Overfishing is part of the climate problem. There is little doubt that we need to change our habits, but what exactly do we need to do, and why is it so difficult?
What makes a fair climate agreement? The fight for justice has been one of the biggest problems in all international climate discussions. The summit in Paris will likely be no exception.
Every year, an estimated 8 million metric tons of plastic waste blows, falls or flows into the world’s oceans. Earlier this autumn, participants in the annual Svalbard Course plucked up 512 kg of the stuff from just one beach in two hours.
The human body isn’t made to operate at high altitude, but drinking beet juice may help the body acclimatize.
Beginning on 30 November, the nations of the world will gather in Paris to discuss a new global agreement on climate change. But what will it take to transform international political will into real action to curb global warming?
An EU-funded research programme coordinated out of NTNU called LanPercept looks at language and perception in autism as just one of 15 projects.
Unemployed people who have spent long periods on benefit become passive, and surrender responsibility for their situation to others. Research is now being carried out to develop a system to help them obtain a sense of empowerment.
Surveys will reveal what peace agreements following civil wars ought to contain in order to be respected.
Climate change will lead to water scarcity in large parts of Africa. But there is hope – on African rooftops.
The last week of January 2012 brought wild weather to the Norwegian arctic island archipelago of Svalbard and its largest town, Longyearbyen. A new cross-disciplinary study provides a comprehensive look at the effects of this extreme weather event on everything from town infrastructure to the natural environment.
The countries of the world wrapped up preliminary climate talks in Lima, Peru this weekend with an agreement on how the UN’s 194 countries will tackle climate change.

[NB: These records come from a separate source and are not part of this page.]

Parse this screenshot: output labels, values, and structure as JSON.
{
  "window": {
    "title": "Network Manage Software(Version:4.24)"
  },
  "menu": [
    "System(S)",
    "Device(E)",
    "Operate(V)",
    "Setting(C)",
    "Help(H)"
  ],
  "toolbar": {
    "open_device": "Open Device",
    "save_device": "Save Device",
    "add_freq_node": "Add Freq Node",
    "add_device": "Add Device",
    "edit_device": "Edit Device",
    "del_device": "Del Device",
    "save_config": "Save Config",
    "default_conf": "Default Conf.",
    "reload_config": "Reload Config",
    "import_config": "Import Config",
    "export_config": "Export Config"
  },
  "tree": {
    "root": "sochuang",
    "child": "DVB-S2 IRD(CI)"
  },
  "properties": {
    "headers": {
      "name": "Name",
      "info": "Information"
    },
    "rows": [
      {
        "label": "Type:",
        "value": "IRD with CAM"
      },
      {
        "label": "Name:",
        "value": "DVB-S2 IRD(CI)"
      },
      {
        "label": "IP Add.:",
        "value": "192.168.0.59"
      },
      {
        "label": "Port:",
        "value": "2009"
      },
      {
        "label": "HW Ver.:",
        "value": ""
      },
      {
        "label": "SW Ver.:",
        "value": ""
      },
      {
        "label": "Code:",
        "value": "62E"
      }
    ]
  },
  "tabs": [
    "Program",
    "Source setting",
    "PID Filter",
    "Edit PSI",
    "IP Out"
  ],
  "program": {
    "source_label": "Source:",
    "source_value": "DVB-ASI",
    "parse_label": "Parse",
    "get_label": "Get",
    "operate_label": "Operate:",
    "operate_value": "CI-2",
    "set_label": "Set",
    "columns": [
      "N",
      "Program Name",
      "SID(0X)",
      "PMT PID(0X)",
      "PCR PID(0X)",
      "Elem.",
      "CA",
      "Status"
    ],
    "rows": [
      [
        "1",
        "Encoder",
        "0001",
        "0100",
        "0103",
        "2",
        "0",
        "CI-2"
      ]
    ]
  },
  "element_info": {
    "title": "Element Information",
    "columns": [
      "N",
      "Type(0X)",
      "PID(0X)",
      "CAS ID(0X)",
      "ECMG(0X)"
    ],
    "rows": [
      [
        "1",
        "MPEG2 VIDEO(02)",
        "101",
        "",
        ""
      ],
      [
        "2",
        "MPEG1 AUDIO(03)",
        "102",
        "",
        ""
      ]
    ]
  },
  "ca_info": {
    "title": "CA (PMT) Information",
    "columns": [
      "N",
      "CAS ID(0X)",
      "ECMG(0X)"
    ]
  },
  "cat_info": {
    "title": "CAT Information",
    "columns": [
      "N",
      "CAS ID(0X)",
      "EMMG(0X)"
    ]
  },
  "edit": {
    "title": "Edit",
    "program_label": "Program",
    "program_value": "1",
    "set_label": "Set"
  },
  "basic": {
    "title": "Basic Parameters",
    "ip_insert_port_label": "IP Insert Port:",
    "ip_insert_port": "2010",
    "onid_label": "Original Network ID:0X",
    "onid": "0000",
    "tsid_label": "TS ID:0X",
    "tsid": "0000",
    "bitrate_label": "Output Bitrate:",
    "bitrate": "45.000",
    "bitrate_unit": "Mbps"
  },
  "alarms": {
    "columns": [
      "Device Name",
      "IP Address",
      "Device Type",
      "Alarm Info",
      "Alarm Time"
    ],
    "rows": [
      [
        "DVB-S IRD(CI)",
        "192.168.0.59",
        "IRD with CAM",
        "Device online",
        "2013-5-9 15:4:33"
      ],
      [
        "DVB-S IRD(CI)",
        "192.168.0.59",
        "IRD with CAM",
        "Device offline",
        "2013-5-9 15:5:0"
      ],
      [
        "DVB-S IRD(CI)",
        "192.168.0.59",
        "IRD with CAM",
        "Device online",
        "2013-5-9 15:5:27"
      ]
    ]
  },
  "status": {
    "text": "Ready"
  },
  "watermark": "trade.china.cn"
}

The agreement comes in advance of major negotiations scheduled for Paris next year to designed to curb the world’s production of greenhouse gases. In a publication from earlier this year, researchers at NTNU’s Industrial Ecology Programme report that the low-carbon future that would result from curbing greenhouse gas emissions is both feasible from a practical standpoint, and will also substantially reduce air pollution.
Contract workers in Norway often face the worst and most unpredictable working conditions. But good management and support from colleagues makes these workers more robust.
According to a Norwegian study, ‘likes’ on Facebook are providing a new type of humanitarian support and social responsibility.
The research community in Trondheim has been asked to follow up the tragic events on Utøya in Norway. As part of a project called ‘The Next Disaster’, research data will be obtained addressing the lessons learned following major incidents of this type.
Children with parents suffering from drug or alcohol addiction, or with mental health issues, are in danger of inheriting their parents’ problems. But preventive benefits are obtained from a sense of coping and a clear understanding that it is not their fault.
A fire is raging in a large building and the fire leader is sending a message to all firefighters at the scene. But they don’t need a mobile phone – they simply check their jacket sleeves and read the message there.
The lack of sufficient daylight in northern climes makes many tired and depressed. But don’t worry, researchers have come up with ways to counteract the winter blues.
Training community medical officers to do acute surgery is saving lives in the small west African country of Sierra Leone.
Earthquakes. Tsunamis. Forest fires and terror attacks. Norway and the rest of the world must be prepared for catastrophes.
Growing and producing food make agriculture and food consumption among the most important drivers of environmental pressures, including climate change and habitat loss.